Bringing in the scalps: the woman leading Romania's war on corruption

Bringing in the scalps: the woman leading Romania’s war on corruption

Laura Codruţa Kövesi presides over agency that has brought cases against mayors, judges, MPs – and now the prime minister
Up Against the Wall

Up Against the Wall

Palestinians in the West Bank, quickly being sealed off behind a barrier, continue to live their lives in limbo. Kit Gillet looks at the reality on the ground following the collapse of the latest round of peace talks with Israel
The Breeding Ground

The Breeding Ground

During the past 50 years, the Cambodia–Thailand border area has become the birthplace of anti-malarial drug resistance. Kit Gillet reports on efforts being made to prevent the spread of new strains of this deadly disease
Painting China's Wall of Shame

Painting China’s Wall of Shame

Chinese artist Zhang Bingjian paints portraits of corrupt Chinese officials and has over 2,000 lying around his Beijing studio
City of Death and Life

City of Death and Life

For 6,000 people in the Philippine capital of Manila, living among the dead is preferable to running the gauntlet of the city’s crime-ridden slums.
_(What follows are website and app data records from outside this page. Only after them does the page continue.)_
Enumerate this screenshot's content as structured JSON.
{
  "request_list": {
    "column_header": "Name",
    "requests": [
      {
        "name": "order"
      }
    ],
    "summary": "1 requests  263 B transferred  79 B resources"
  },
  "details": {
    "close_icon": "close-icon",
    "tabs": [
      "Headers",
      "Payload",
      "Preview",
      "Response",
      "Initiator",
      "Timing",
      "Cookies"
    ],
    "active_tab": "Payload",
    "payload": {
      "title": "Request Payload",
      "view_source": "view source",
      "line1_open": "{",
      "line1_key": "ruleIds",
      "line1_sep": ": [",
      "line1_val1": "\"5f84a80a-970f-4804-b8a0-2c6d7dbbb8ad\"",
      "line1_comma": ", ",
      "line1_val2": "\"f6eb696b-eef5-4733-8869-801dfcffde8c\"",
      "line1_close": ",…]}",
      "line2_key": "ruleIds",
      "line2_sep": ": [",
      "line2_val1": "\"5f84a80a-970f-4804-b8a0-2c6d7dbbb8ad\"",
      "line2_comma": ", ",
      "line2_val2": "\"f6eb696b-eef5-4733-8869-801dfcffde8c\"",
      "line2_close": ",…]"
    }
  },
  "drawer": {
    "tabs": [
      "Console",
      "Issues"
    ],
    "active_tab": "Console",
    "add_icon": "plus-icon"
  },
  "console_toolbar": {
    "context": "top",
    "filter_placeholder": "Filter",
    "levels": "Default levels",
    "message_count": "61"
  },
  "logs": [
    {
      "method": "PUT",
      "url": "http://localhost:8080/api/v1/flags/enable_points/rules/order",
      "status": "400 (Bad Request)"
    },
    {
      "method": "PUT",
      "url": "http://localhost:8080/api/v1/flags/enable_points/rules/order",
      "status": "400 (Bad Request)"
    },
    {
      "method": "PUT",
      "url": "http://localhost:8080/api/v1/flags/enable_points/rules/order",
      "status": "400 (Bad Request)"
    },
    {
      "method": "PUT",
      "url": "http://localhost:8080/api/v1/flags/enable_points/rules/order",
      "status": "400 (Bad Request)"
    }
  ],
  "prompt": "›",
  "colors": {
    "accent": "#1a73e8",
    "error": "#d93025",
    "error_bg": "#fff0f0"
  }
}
Kit Gillet reports
In China, foot binding slowly slips into history

In China, foot binding slowly slips into history

In the village of Liuyi, China, there are only about 30 women left who followed a once-common tradition that was painful but also bonded mothers and daughters.
Latest entries

“We don’t BeLiviu”: how Romania is rising against corruption

Night after night, activists gather in Victory Square to demand the resignation of the government.

Anger and Mistrust Fuel Unabated Protests in Romania

Government officials may have thought anger over a law that decriminalized some corruption had waned, once that law was repealed. They were wrong.
‘We must fight on’ – Romania’s crusader against corruption will not back down

‘We must fight on’ – Romania’s crusader against corruption will not back down

The woman leading the fight to clean up the government in Bucharest says she will continue to hold ministers to account

Hands off their DNA

Huge protests force Romania’s government to reverse itself on corruption

Romanian justice minister resigns after angry anti-corruption protests

Plan to decriminalise offences and issue jail pardons prompted hundreds of thousands of Romanians to take to the streets

Romania’s Leaders Back Down, but Protesters Aren’t Going Anywhere

Distrustful protesters refused to accept the government’s promise to rescind a decree that had decriminalized some corruption offenses.

Romania Reverses Decision to Weaken Corruption Law Amid Uproar

The move was a remarkable and rapid turnaround for a government that had shown every sign of holding firm against five days of mass protests.

Romanian PM to ‘press ahead’ with corruption decrees as protests grow

Sorin Grindeanu refuses to repeal decree despite biggest popular protests since fall of communist dictator Nicolae Ceaușescu

Protesters in Romania denounce plan to decriminalise misconduct offences

Thousands take to streets after government passes emergency ordinance that critics say will help corrupt politicians escape justice

Book review: A Great Place to Have a War: America in Laos and the Birth of a Military CIA

Joshua Kurlantzick’s engaging new history says the secret war in Southeast Asia was the beginning of the modern CIA – no longer merely an intelligence-gathering agency

Keeping Alive a Haven for Yiddish Culture in Modern Romania

Bucharest is home to one of only a handful of Yiddish theaters left in Europe, which remained open even as Romania was gripped by anti-Semitism during World War II.

Romania Chooses Left-Leaning Government

Romania’s Parliament approved a new left-leaning coalition government on Wednesday, ending weeks of uncertainty about who would lead a country that has been a staunch member of the European Union and NATO.